▶ EXCERPTED DATA
○ ○ ○
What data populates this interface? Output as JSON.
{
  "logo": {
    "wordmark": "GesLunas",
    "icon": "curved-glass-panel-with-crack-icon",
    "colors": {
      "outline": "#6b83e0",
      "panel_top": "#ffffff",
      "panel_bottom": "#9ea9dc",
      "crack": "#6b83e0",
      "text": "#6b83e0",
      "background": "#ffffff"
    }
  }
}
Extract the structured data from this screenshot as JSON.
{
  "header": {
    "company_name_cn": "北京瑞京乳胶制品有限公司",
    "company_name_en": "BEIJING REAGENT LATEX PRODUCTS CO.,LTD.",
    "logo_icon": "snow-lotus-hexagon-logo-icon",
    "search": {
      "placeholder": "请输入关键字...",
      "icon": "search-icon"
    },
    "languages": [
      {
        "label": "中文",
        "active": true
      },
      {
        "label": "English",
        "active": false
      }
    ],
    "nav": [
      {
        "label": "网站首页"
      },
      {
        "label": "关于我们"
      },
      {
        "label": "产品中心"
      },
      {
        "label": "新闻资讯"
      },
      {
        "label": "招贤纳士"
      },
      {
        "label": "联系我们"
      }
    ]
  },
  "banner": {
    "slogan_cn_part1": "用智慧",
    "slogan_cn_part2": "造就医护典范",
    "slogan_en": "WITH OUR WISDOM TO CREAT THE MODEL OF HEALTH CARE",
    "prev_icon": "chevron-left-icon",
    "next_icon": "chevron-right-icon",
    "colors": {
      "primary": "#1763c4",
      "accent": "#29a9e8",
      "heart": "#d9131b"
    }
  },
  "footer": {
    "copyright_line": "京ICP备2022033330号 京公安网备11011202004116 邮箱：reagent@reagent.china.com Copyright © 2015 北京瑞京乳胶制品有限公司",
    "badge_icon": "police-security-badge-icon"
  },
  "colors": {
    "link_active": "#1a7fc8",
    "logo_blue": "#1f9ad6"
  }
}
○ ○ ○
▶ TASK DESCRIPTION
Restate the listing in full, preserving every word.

▶ EXERCISE RESPONSE
What data populates this interface? Output as JSON.
{
  "logo": {
    "wordmark": "GesLunas",
    "icon": "curved-glass-panel-with-crack-icon",
    "colors": {
      "outline": "#6b83e0",
      "panel_top": "#ffffff",
      "panel_bottom": "#9ea9dc",
      "crack": "#6b83e0",
      "text": "#6b83e0",
      "background": "#ffffff"
    }
  }
}
Extract the structured data from this screenshot as JSON.
{
  "header": {
    "company_name_cn": "北京瑞京乳胶制品有限公司",
    "company_name_en": "BEIJING REAGENT LATEX PRODUCTS CO.,LTD.",
    "logo_icon": "snow-lotus-hexagon-logo-icon",
    "search": {
      "placeholder": "请输入关键字...",
      "icon": "search-icon"
    },
    "languages": [
      {
        "label": "中文",
        "active": true
      },
      {
        "label": "English",
        "active": false
      }
    ],
    "nav": [
      {
        "label": "网站首页"
      },
      {
        "label": "关于我们"
      },
      {
        "label": "产品中心"
      },
      {
        "label": "新闻资讯"
      },
      {
        "label": "招贤纳士"
      },
      {
        "label": "联系我们"
      }
    ]
  },
  "banner": {
    "slogan_cn_part1": "用智慧",
    "slogan_cn_part2": "造就医护典范",
    "slogan_en": "WITH OUR WISDOM TO CREAT THE MODEL OF HEALTH CARE",
    "prev_icon": "chevron-left-icon",
    "next_icon": "chevron-right-icon",
    "colors": {
      "primary": "#1763c4",
      "accent": "#29a9e8",
      "heart": "#d9131b"
    }
  },
  "footer": {
    "copyright_line": "京ICP备2022033330号 京公安网备11011202004116 邮箱：reagent@reagent.china.com Copyright © 2015 北京瑞京乳胶制品有限公司",
    "badge_icon": "police-security-badge-icon"
  },
  "colors": {
    "link_active": "#1a7fc8",
    "logo_blue": "#1f9ad6"
  }
}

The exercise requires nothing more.